#### [What the exercise asks]
Show the lines below that contain the string "takılma".

Records from a data collection
————

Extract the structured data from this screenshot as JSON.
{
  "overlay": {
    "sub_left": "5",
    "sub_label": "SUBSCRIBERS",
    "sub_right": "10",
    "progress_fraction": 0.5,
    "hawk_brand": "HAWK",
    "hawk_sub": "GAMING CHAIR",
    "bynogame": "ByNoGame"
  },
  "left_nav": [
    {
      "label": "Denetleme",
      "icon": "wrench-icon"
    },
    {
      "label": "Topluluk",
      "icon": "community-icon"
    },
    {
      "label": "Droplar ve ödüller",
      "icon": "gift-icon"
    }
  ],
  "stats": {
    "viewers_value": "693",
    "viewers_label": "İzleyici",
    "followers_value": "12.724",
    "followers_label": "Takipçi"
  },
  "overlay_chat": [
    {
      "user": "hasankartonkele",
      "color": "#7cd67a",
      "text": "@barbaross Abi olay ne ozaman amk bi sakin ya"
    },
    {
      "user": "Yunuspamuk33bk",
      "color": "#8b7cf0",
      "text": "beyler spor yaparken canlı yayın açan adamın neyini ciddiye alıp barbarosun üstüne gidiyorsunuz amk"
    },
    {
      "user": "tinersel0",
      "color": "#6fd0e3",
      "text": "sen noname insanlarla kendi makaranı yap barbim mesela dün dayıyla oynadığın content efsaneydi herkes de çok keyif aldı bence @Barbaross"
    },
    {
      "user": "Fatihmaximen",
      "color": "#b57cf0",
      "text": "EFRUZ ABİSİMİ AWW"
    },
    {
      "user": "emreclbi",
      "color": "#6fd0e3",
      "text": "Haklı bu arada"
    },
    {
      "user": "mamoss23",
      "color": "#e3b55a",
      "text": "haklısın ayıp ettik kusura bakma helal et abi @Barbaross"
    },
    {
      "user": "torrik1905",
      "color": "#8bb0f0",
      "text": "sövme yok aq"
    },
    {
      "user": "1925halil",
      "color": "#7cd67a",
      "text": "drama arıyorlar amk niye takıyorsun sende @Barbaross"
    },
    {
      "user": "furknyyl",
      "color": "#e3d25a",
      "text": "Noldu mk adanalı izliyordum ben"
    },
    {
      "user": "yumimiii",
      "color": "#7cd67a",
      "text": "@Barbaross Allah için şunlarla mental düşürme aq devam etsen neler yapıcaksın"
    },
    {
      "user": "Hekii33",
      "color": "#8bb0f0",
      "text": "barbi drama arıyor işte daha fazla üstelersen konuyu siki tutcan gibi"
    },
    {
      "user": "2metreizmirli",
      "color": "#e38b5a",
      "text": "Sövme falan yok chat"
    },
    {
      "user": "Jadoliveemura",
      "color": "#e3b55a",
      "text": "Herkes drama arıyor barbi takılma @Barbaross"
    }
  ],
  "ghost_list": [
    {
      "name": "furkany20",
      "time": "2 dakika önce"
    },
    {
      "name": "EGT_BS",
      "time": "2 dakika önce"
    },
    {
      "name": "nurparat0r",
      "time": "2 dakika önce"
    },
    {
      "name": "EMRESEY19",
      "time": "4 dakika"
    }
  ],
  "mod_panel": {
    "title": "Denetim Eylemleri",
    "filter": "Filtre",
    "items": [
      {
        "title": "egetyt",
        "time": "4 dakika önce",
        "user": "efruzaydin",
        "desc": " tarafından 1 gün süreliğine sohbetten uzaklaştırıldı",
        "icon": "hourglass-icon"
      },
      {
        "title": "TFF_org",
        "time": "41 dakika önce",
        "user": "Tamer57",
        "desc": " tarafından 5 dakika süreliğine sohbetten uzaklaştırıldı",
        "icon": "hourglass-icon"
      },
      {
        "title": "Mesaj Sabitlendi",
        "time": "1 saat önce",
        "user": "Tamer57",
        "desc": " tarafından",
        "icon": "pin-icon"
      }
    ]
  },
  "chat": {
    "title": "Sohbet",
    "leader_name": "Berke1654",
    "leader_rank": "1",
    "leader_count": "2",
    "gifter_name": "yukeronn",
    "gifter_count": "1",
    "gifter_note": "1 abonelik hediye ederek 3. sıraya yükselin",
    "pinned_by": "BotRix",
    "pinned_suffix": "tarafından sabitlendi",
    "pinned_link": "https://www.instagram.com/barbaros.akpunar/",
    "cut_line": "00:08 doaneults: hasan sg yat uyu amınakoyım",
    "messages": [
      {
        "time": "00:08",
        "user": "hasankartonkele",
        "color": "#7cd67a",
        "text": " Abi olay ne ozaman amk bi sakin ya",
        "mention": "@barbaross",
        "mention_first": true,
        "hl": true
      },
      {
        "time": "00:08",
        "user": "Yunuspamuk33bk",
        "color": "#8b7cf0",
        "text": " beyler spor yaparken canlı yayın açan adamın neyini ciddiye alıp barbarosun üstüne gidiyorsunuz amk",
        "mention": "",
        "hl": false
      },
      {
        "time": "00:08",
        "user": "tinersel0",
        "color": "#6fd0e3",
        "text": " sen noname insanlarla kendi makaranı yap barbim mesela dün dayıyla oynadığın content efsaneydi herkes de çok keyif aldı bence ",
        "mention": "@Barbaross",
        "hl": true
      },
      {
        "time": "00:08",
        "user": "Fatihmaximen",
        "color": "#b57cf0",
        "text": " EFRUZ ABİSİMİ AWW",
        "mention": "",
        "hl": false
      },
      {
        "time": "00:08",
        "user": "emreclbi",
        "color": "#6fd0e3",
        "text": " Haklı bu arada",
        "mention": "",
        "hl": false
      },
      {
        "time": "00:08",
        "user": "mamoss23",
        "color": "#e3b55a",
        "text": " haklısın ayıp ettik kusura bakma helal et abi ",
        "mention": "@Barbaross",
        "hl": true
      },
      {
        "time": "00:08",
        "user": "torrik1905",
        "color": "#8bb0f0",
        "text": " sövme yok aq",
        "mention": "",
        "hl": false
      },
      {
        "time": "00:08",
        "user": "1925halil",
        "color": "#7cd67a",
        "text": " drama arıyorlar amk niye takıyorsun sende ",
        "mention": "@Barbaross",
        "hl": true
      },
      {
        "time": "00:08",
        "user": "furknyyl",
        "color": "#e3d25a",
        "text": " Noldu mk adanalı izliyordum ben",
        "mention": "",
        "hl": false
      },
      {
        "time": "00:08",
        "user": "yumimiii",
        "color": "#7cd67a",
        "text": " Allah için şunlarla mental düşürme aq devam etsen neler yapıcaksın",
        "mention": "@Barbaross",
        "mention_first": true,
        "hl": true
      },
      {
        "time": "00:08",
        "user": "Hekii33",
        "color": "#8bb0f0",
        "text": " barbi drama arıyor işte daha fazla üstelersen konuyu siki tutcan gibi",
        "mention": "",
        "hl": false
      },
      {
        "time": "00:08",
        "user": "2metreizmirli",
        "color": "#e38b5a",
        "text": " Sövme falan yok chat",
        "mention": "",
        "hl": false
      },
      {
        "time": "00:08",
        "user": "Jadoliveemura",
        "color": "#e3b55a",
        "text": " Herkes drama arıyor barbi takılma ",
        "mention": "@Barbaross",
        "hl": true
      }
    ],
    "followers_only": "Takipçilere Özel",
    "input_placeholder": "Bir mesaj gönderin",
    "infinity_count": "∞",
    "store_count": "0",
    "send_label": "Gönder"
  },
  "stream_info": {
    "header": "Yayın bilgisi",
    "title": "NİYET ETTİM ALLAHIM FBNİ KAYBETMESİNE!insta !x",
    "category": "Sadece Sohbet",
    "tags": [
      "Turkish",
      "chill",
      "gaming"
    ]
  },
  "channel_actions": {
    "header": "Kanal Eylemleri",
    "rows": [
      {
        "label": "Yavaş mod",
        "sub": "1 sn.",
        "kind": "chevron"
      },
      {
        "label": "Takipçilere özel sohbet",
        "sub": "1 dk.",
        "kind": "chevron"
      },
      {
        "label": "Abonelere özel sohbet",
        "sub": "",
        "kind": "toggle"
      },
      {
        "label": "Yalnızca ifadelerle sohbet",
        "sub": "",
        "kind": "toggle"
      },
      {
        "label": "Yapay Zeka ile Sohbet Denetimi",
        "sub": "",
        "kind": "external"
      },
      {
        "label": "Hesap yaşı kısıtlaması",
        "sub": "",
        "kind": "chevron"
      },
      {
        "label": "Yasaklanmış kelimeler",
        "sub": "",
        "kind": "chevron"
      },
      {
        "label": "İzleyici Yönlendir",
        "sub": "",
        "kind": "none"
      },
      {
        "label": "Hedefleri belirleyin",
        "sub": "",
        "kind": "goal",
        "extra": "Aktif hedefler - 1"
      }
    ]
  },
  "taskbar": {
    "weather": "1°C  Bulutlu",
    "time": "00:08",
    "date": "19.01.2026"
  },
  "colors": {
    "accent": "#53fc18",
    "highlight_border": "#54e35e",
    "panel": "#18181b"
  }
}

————

#### [Solution]
      "text": "Herkes drama arıyor barbi takılma @Barbaross"
        "text": " Herkes drama arıyor barbi takılma ",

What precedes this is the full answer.